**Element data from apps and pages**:
*** Block opens ***

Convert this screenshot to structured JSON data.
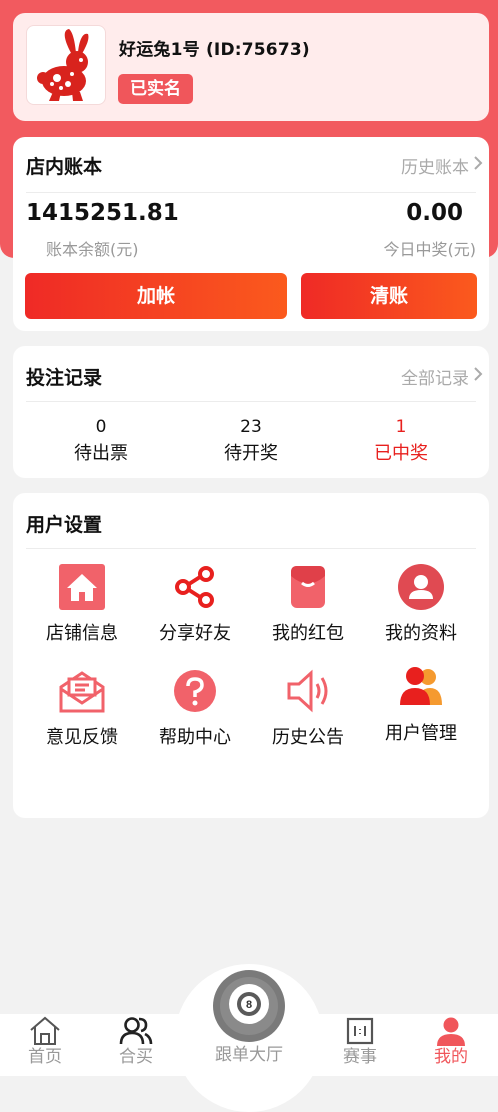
{
  "profile": {
    "username": "好运兔1号 (ID:75673)",
    "badge": "已实名"
  },
  "account": {
    "title": "店内账本",
    "history_link": "历史账本",
    "balance": "1415251.81",
    "balance_label": "账本余额(元)",
    "today_win": "0.00",
    "today_win_label": "今日中奖(元)",
    "add_button": "加帐",
    "clear_button": "清账"
  },
  "bets": {
    "title": "投注记录",
    "all_link": "全部记录",
    "stats": [
      {
        "count": "0",
        "label": "待出票"
      },
      {
        "count": "23",
        "label": "待开奖"
      },
      {
        "count": "1",
        "label": "已中奖"
      }
    ]
  },
  "settings": {
    "title": "用户设置",
    "items": [
      {
        "label": "店铺信息",
        "icon": "store-icon"
      },
      {
        "label": "分享好友",
        "icon": "share-icon"
      },
      {
        "label": "我的红包",
        "icon": "red-packet-icon"
      },
      {
        "label": "我的资料",
        "icon": "profile-icon"
      },
      {
        "label": "意见反馈",
        "icon": "feedback-icon"
      },
      {
        "label": "帮助中心",
        "icon": "help-icon"
      },
      {
        "label": "历史公告",
        "icon": "announcement-icon"
      },
      {
        "label": "用户管理",
        "icon": "user-management-icon"
      }
    ]
  },
  "tabbar": {
    "items": [
      {
        "label": "首页",
        "icon": "home-icon"
      },
      {
        "label": "合买",
        "icon": "group-buy-icon"
      },
      {
        "label": "跟单大厅",
        "icon": "billiard-ball-icon"
      },
      {
        "label": "赛事",
        "icon": "scoreboard-icon"
      },
      {
        "label": "我的",
        "icon": "user-icon"
      }
    ],
    "active": "我的"
  },
  "colors": {
    "primary": "#f0565b",
    "button_start": "#ef2a26",
    "button_end": "#fb5a1d",
    "win_red": "#e8201e"
  }
}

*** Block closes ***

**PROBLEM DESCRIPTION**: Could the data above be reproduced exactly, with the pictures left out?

**ANSWER BOX**:
Convert this screenshot to structured JSON data.
{
  "profile": {
    "username": "好运兔1号 (ID:75673)",
    "badge": "已实名"
  },
  "account": {
    "title": "店内账本",
    "history_link": "历史账本",
    "balance": "1415251.81",
    "balance_label": "账本余额(元)",
    "today_win": "0.00",
    "today_win_label": "今日中奖(元)",
    "add_button": "加帐",
    "clear_button": "清账"
  },
  "bets": {
    "title": "投注记录",
    "all_link": "全部记录",
    "stats": [
      {
        "count": "0",
        "label": "待出票"
      },
      {
        "count": "23",
        "label": "待开奖"
      },
      {
        "count": "1",
        "label": "已中奖"
      }
    ]
  },
  "settings": {
    "title": "用户设置",
    "items": [
      {
        "label": "店铺信息",
        "icon": "store-icon"
      },
      {
        "label": "分享好友",
        "icon": "share-icon"
      },
      {
        "label": "我的红包",
        "icon": "red-packet-icon"
      },
      {
        "label": "我的资料",
        "icon": "profile-icon"
      },
      {
        "label": "意见反馈",
        "icon": "feedback-icon"
      },
      {
        "label": "帮助中心",
        "icon": "help-icon"
      },
      {
        "label": "历史公告",
        "icon": "announcement-icon"
      },
      {
        "label": "用户管理",
        "icon": "user-management-icon"
      }
    ]
  },
  "tabbar": {
    "items": [
      {
        "label": "首页",
        "icon": "home-icon"
      },
      {
        "label": "合买",
        "icon": "group-buy-icon"
      },
      {
        "label": "跟单大厅",
        "icon": "billiard-ball-icon"
      },
      {
        "label": "赛事",
        "icon": "scoreboard-icon"
      },
      {
        "label": "我的",
        "icon": "user-icon"
      }
    ],
    "active": "我的"
  },
  "colors": {
    "primary": "#f0565b",
    "button_start": "#ef2a26",
    "button_end": "#fb5a1d",
    "win_red": "#e8201e"
  }
}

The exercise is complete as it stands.